Sephardi Jews, therefore, encompass Jews descended from those Jews who left the Iberian Peninsula as Jews by the expiration of the respective decreed deadlines.
This group is further divided between those who fled south to North Africa, as opposed to those who fled eastwards to the Balkans, West Asia and beyond.
Haketia (also known as "Tetouani" in Algeria), an Arabic-influenced Judaeo-Spanish variety also derived from Old Spanish, with numerous Hebrew and Aramaic terms was spoken by North African Sephardim, taken with them in the 15th century after the expulsion from Spain in 1492.
The main feature of this dialect is the heavy influence of the Jebli Arabic dialect of northern Morocco.
In its most basic form, this broad religious definition of a Sephardi refers to any Jew, of any ethnic background, who follows the customs and traditions of Sepharad.
Indeed, a further number of those Jews who had not yet joined the converso community finally chose to convert and avoid expulsion as a result of the edict.
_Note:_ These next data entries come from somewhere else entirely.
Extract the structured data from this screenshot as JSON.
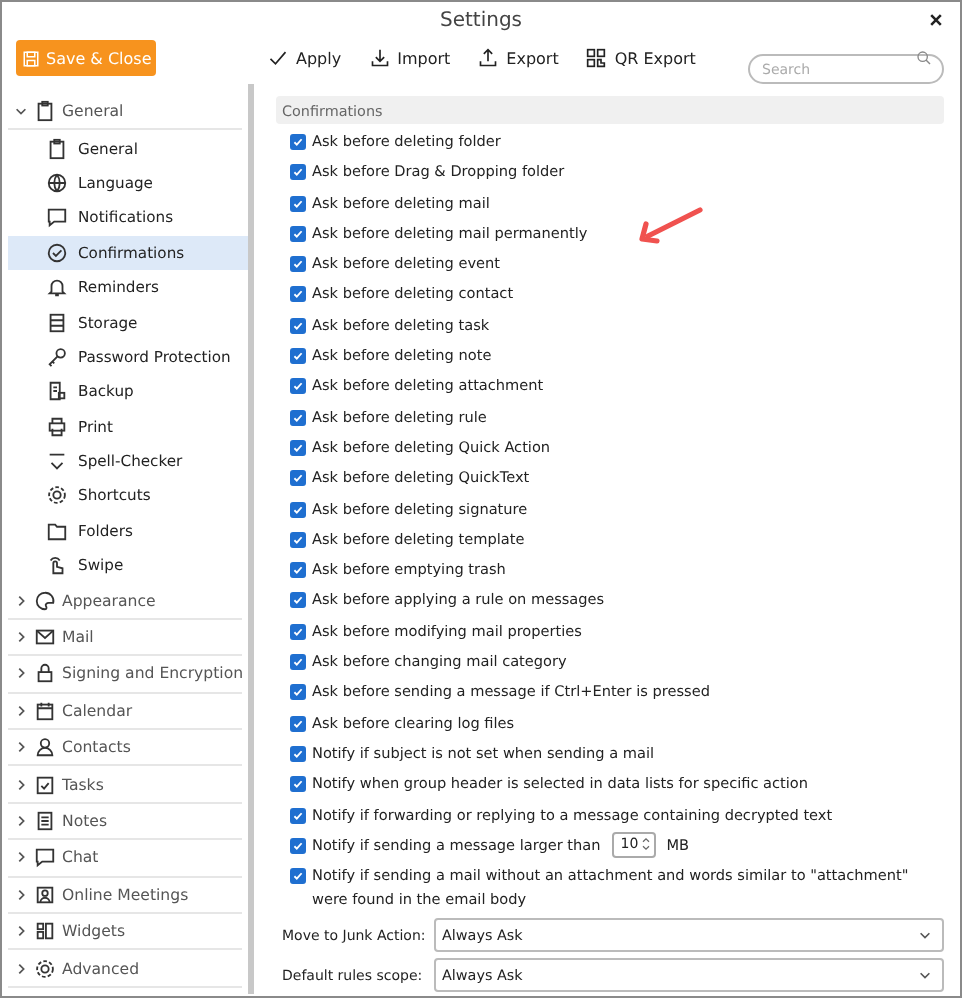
{
  "window": {
    "title": "Settings"
  },
  "toolbar": {
    "save_button": "Save & Close",
    "actions": [
      {
        "label": "Apply"
      },
      {
        "label": "Import"
      },
      {
        "label": "Export"
      },
      {
        "label": "QR Export"
      }
    ],
    "search": {
      "placeholder": "Search"
    }
  },
  "sidebar": {
    "groups": [
      {
        "label": "General",
        "expanded": true,
        "children": [
          {
            "label": "General",
            "selected": false
          },
          {
            "label": "Language",
            "selected": false
          },
          {
            "label": "Notifications",
            "selected": false
          },
          {
            "label": "Confirmations",
            "selected": true
          },
          {
            "label": "Reminders",
            "selected": false
          },
          {
            "label": "Storage",
            "selected": false
          },
          {
            "label": "Password Protection",
            "selected": false
          },
          {
            "label": "Backup",
            "selected": false
          },
          {
            "label": "Print",
            "selected": false
          },
          {
            "label": "Spell-Checker",
            "selected": false
          },
          {
            "label": "Shortcuts",
            "selected": false
          },
          {
            "label": "Folders",
            "selected": false
          },
          {
            "label": "Swipe",
            "selected": false
          }
        ]
      },
      {
        "label": "Appearance",
        "expanded": false
      },
      {
        "label": "Mail",
        "expanded": false
      },
      {
        "label": "Signing and Encryption",
        "expanded": false
      },
      {
        "label": "Calendar",
        "expanded": false
      },
      {
        "label": "Contacts",
        "expanded": false
      },
      {
        "label": "Tasks",
        "expanded": false
      },
      {
        "label": "Notes",
        "expanded": false
      },
      {
        "label": "Chat",
        "expanded": false
      },
      {
        "label": "Online Meetings",
        "expanded": false
      },
      {
        "label": "Widgets",
        "expanded": false
      },
      {
        "label": "Advanced",
        "expanded": false
      }
    ]
  },
  "content": {
    "section_title": "Confirmations",
    "items": [
      {
        "kind": "checkbox",
        "label": "Ask before deleting folder",
        "checked": true
      },
      {
        "kind": "checkbox",
        "label": "Ask before Drag & Dropping folder",
        "checked": true
      },
      {
        "kind": "checkbox",
        "label": "Ask before deleting mail",
        "checked": true
      },
      {
        "kind": "checkbox",
        "label": "Ask before deleting mail permanently",
        "checked": true
      },
      {
        "kind": "checkbox",
        "label": "Ask before deleting event",
        "checked": true
      },
      {
        "kind": "checkbox",
        "label": "Ask before deleting contact",
        "checked": true
      },
      {
        "kind": "checkbox",
        "label": "Ask before deleting task",
        "checked": true
      },
      {
        "kind": "checkbox",
        "label": "Ask before deleting note",
        "checked": true
      },
      {
        "kind": "checkbox",
        "label": "Ask before deleting attachment",
        "checked": true
      },
      {
        "kind": "checkbox",
        "label": "Ask before deleting rule",
        "checked": true
      },
      {
        "kind": "checkbox",
        "label": "Ask before deleting Quick Action",
        "checked": true
      },
      {
        "kind": "checkbox",
        "label": "Ask before deleting QuickText",
        "checked": true
      },
      {
        "kind": "checkbox",
        "label": "Ask before deleting signature",
        "checked": true
      },
      {
        "kind": "checkbox",
        "label": "Ask before deleting template",
        "checked": true
      },
      {
        "kind": "checkbox",
        "label": "Ask before emptying trash",
        "checked": true
      },
      {
        "kind": "checkbox",
        "label": "Ask before applying a rule on messages",
        "checked": true
      },
      {
        "kind": "checkbox",
        "label": "Ask before modifying mail properties",
        "checked": true
      },
      {
        "kind": "checkbox",
        "label": "Ask before changing mail category",
        "checked": true
      },
      {
        "kind": "checkbox",
        "label": "Ask before sending a message if Ctrl+Enter is pressed",
        "checked": true
      },
      {
        "kind": "checkbox",
        "label": "Ask before clearing log files",
        "checked": true
      },
      {
        "kind": "checkbox",
        "label": "Notify if subject is not set when sending a mail",
        "checked": true
      },
      {
        "kind": "checkbox",
        "label": "Notify when group header is selected in data lists for specific action",
        "checked": true
      },
      {
        "kind": "checkbox",
        "label": "Notify if forwarding or replying to a message containing decrypted text",
        "checked": true
      },
      {
        "kind": "number",
        "label": "Notify if sending a message larger than",
        "checked": true,
        "value": "10",
        "unit": "MB"
      },
      {
        "kind": "checkbox",
        "label": "Notify if sending a mail without an attachment and words similar to \"attachment\" were found in the email body",
        "checked": true
      }
    ],
    "dropdowns": [
      {
        "label": "Move to Junk Action:",
        "value": "Always Ask"
      },
      {
        "label": "Default rules scope:",
        "value": "Always Ask"
      }
    ]
  }
}
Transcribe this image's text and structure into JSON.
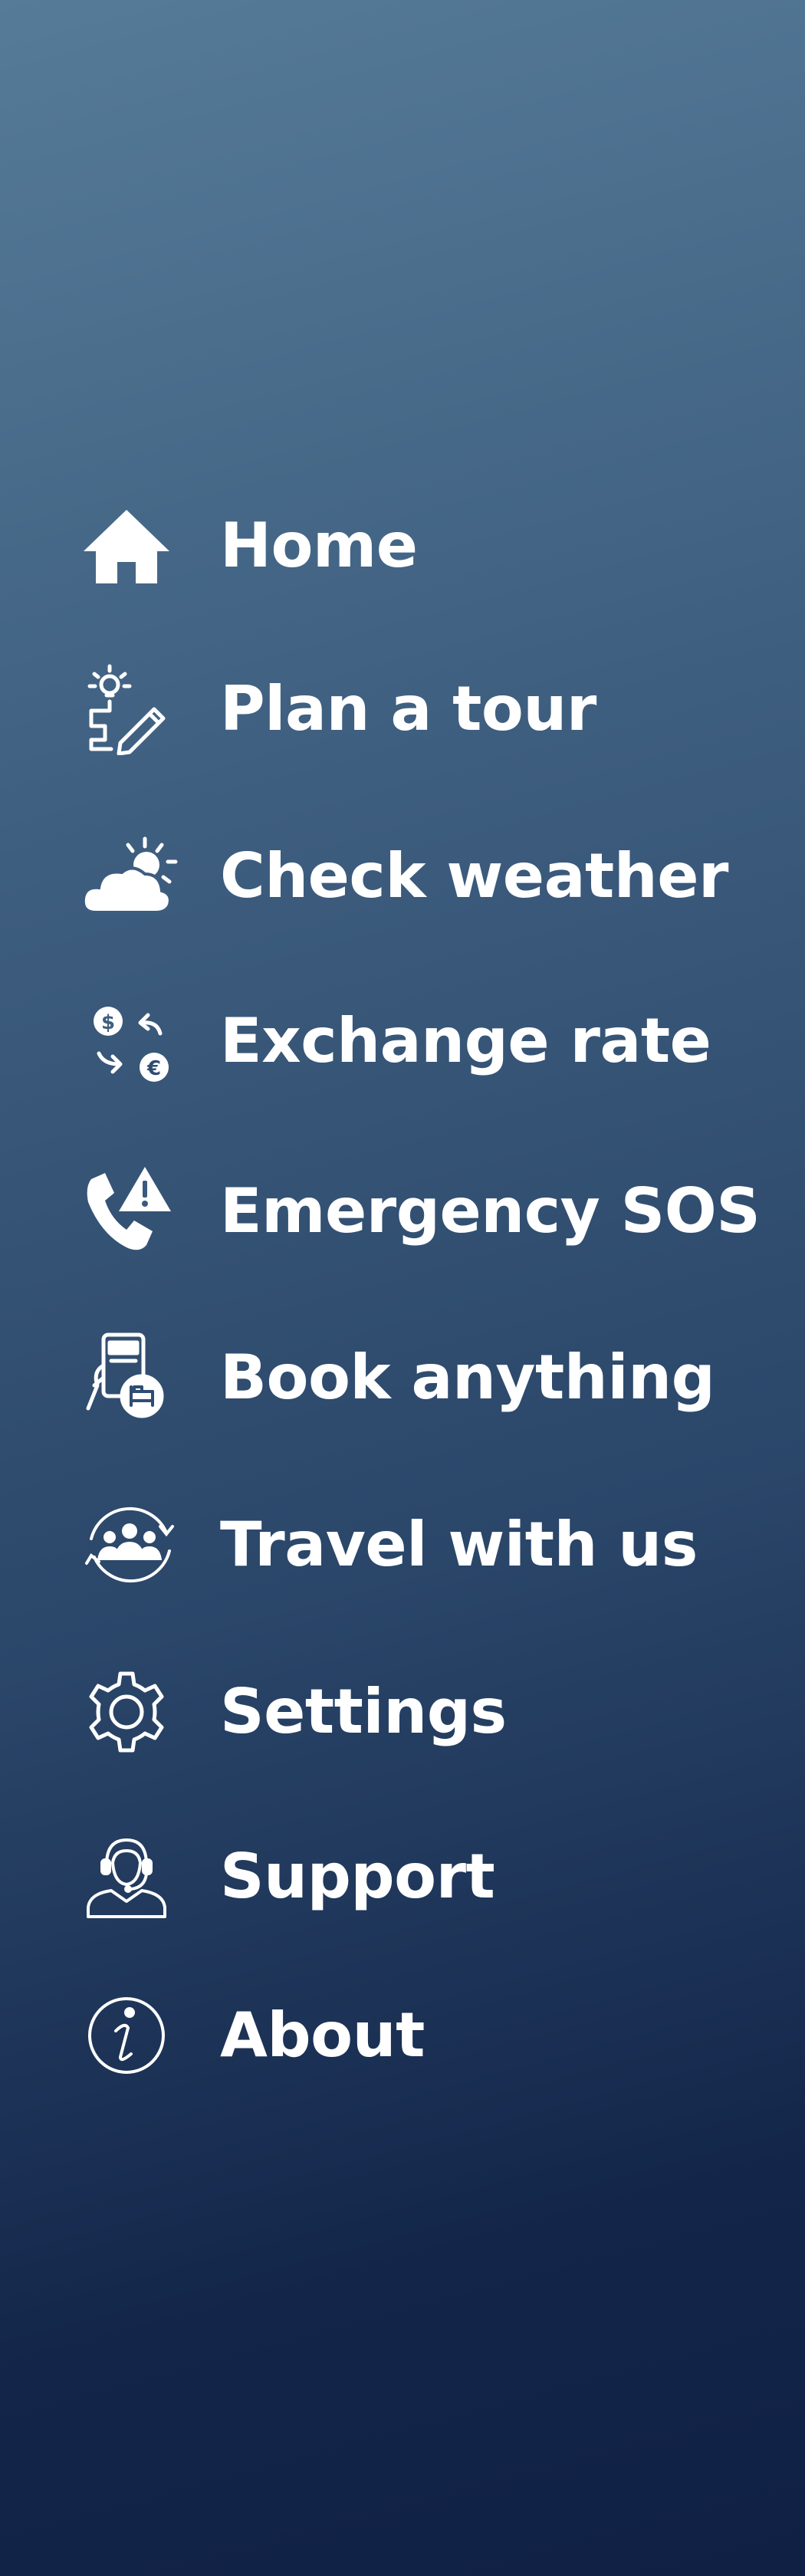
{
  "background": {
    "top_color": "#557b98",
    "bottom_color": "#0f2044"
  },
  "menu": {
    "items": [
      {
        "label": "Home",
        "icon": "home-icon"
      },
      {
        "label": "Plan a tour",
        "icon": "plan-tour-icon"
      },
      {
        "label": "Check weather",
        "icon": "weather-icon"
      },
      {
        "label": "Exchange rate",
        "icon": "currency-exchange-icon"
      },
      {
        "label": "Emergency SOS",
        "icon": "emergency-phone-icon"
      },
      {
        "label": "Book anything",
        "icon": "booking-icon"
      },
      {
        "label": "Travel with us",
        "icon": "group-travel-icon"
      },
      {
        "label": "Settings",
        "icon": "gear-icon"
      },
      {
        "label": "Support",
        "icon": "headset-icon"
      },
      {
        "label": "About",
        "icon": "info-icon"
      }
    ]
  }
}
As a result of the Alhambra decree and persecution during the prior century, between 200,000 and 250,000 Jews converted to Catholicism and between one third and one half of Spain's remaining 100,000 non-converted Jews chose exile, with an indeterminate number returning to Spain in the years following the expulsion.
Historically, the vernacular languages of Sephardim and their descendants have been variants of either Spanish or Portuguese, though other tongues had been adopted and adapted throughout their history.
The historical forms of Spanish or Portuguese that differing Sephardic communities spoke communally was determined by the date of their departure from Iberia, and their condition of departure as Jews or New Christians.